While it is impossible to predict the outcome of a federal appellate case from oral argument proceedings, the Ninth Circuit reserved its toughest questions, and its most evident skepticism, for the appellants MGM, et. al. As did Judge Wilson's decision below, the Ninth Circuit's determination will turn on whether, under Sony v. Universal City Studios case (the Supreme Court's 1984 "Betamax" decision), the software underlying P2P networks has "substantial noninfringing uses" that should be preserved as a matter of policy, even though there is no question the technology also may be used to infringe copyrights. Along these lines, questions at oral argument suggested the Court may think the considerable amount of authorized or public domain materials being traded on the networks — perhaps 750,000 files, according to the record before the Court — comprises a substantial noninfringing use. The Court also seemed to reject the argument that the Sony case requires a "primary" legal use for the technology, and did not appear to agree its own Napster precedent dictates that infringement assisting technologies must be shut down if the infringement is preventable. Fred von Lohmann, Senior Staff Attorney for the Electronic Frontier Foundation and counsel on appeal for StreamCast, has observed that "[t]he legal doctrine tested in this case is the same one that protects companies like Hewlett-Packard and Microsoft from being held liable when someone uses HP CD burners or Internet Explorer to commit copyright infringement." Questions at oral argument about whether Xerox should be liable when a student makes infringing copies on a campus photocopier demonstrated the Court's understanding of the broad ramifications of a reversal.
EFF document library, including links to oral argument audio
File-sharing issue lands in court again
P-to-P Appeal Calls on History
Lawyers call for filters in P2P piracy case

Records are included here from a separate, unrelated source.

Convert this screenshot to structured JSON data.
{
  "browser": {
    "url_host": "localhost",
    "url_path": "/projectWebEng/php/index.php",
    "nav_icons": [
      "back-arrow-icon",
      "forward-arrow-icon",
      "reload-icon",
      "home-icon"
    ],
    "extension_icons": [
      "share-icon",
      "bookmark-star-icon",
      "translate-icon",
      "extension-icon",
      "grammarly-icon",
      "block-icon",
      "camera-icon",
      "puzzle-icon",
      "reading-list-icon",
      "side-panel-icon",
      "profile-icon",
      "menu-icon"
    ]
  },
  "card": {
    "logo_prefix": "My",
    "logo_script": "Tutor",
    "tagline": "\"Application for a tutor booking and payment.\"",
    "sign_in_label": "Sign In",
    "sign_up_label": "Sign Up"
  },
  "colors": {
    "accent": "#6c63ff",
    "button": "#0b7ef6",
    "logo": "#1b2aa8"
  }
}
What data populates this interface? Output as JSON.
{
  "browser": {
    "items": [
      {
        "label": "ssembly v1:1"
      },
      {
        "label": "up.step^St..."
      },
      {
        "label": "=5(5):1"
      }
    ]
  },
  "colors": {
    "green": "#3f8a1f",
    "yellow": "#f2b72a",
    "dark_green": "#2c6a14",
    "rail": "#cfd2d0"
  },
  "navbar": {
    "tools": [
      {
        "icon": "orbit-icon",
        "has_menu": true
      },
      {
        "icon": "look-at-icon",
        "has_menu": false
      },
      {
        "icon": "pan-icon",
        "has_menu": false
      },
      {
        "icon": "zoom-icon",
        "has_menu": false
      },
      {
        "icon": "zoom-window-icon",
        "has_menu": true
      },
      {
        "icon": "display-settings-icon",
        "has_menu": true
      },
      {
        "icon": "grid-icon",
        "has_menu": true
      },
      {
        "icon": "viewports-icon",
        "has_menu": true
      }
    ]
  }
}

Grokster, Morpheus face MPAA in appeals court
Court to Hear Landmark P2P Case
II. If You Can't Beat 'Em...
As the Ninth Circuit is poised to perhaps endorse the legality of P2P networks, several recent developments illustrate their potential business value to copyright holders:
Artemis Records will make its works available for purchase on Kazaa, Grokster, and two other P2P networks. Artemis Records to license songs to file sharing network
Lightweight DRM (digital rights management) promises ease of personal copying yet protection from widespread distribution. Is the mood changing towards the legitimate use of P2P networks?
Trevor George Hunsberger Bechtel credits file sharing as the cause of the belated success of a Gary Jules single from the Donnie Darko soundtrack, currently on the "most played" lists of many U.S. alternative rock stations. Mad World; KROQ most played list; Donnie Darko (Score)
III. If You Don't Join 'Em...
It used to be the complexity or expense of creating back-ups of encrypted DVDs or video games would limit the copying of these media. Such barriers are rapidly disappearing. Dark Tip: Free DVD Backup; Dark Tip: Back Up Your Games
The latest version of the Morpheus P2P client allows users to connect to all the major P2P networks — e.g., Kazaa, iMesh, eDonkey, Overnet, Grokster, Gnutella, LimeWire, G2 (read: greater decentralization, less ability to monitor or control users) — and offers enhanced user privacy (read: enhanced protection against lawsuits). Morpheus upgrade goes multi-network
The latest version of the Blubster P2P client promises privacy protection in the form of full network encryption and file disassembly/reassembly techniques. Morpheus Crosses P2P Boundaries, Blubster Boosts Privacy
Unless otherwise expressly stated, all original material of whatever nature created by Denise M. Howell and included in the Bag and Baggage weblog and any related pages, including the weblog's archives, is licensed under a Creative Commons License.